**ASSIGNMENT:** Pull every line containing the word "Sequence" from the records.

**DATASET:**
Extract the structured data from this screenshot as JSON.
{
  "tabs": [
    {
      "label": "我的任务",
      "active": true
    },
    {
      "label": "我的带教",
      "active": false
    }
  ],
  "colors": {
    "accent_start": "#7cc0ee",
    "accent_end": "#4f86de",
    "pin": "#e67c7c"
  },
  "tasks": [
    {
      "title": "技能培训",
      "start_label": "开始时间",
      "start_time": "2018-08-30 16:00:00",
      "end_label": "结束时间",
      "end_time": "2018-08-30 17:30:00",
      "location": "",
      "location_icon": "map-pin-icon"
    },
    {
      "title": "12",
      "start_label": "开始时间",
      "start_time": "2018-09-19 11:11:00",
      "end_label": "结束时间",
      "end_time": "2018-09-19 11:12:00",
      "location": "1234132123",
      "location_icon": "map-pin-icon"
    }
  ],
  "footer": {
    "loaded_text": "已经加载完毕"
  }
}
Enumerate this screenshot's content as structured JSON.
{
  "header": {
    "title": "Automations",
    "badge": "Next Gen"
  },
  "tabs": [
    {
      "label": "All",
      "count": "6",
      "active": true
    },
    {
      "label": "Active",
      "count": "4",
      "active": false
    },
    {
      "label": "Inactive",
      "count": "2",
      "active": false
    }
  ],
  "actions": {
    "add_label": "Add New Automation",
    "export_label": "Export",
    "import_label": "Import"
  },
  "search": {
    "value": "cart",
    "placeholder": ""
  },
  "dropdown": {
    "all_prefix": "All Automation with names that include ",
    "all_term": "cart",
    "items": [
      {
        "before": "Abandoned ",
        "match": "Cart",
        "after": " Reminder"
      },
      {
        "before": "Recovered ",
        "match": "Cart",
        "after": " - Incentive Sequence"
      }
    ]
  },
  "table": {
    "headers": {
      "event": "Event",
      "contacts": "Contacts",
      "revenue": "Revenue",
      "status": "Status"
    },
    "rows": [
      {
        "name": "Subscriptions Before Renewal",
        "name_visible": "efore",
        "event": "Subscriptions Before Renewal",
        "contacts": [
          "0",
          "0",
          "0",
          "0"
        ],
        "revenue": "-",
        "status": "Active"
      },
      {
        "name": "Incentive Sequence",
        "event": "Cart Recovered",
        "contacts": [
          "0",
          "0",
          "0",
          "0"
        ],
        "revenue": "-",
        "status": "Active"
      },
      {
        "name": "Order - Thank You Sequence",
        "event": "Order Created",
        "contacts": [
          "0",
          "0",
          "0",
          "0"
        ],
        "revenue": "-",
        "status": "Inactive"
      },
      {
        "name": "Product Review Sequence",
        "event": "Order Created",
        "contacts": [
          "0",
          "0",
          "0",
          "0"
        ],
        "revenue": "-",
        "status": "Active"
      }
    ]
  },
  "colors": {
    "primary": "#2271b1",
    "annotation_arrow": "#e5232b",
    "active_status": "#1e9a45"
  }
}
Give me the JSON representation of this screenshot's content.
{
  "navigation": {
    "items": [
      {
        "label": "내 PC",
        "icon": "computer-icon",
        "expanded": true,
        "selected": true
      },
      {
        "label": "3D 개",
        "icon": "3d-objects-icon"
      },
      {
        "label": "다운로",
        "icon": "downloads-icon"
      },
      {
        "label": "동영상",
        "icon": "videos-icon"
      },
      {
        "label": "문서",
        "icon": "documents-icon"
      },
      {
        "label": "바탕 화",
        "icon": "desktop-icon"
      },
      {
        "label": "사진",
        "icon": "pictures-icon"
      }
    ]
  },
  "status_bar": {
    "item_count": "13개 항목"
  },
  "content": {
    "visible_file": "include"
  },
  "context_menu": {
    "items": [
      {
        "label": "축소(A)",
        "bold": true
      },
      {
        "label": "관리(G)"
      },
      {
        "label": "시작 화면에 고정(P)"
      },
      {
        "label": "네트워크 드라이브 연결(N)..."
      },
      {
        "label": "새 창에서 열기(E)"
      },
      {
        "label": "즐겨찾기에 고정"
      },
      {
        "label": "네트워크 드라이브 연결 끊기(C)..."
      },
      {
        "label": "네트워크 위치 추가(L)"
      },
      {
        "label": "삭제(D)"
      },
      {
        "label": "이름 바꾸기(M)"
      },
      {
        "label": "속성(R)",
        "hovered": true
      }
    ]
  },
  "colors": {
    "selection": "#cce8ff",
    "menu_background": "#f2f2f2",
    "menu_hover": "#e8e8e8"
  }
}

**ANSWER SECTION:**
        "after": " - Incentive Sequence"
        "name": "Incentive Sequence",
        "name": "Order - Thank You Sequence",
        "name": "Product Review Sequence",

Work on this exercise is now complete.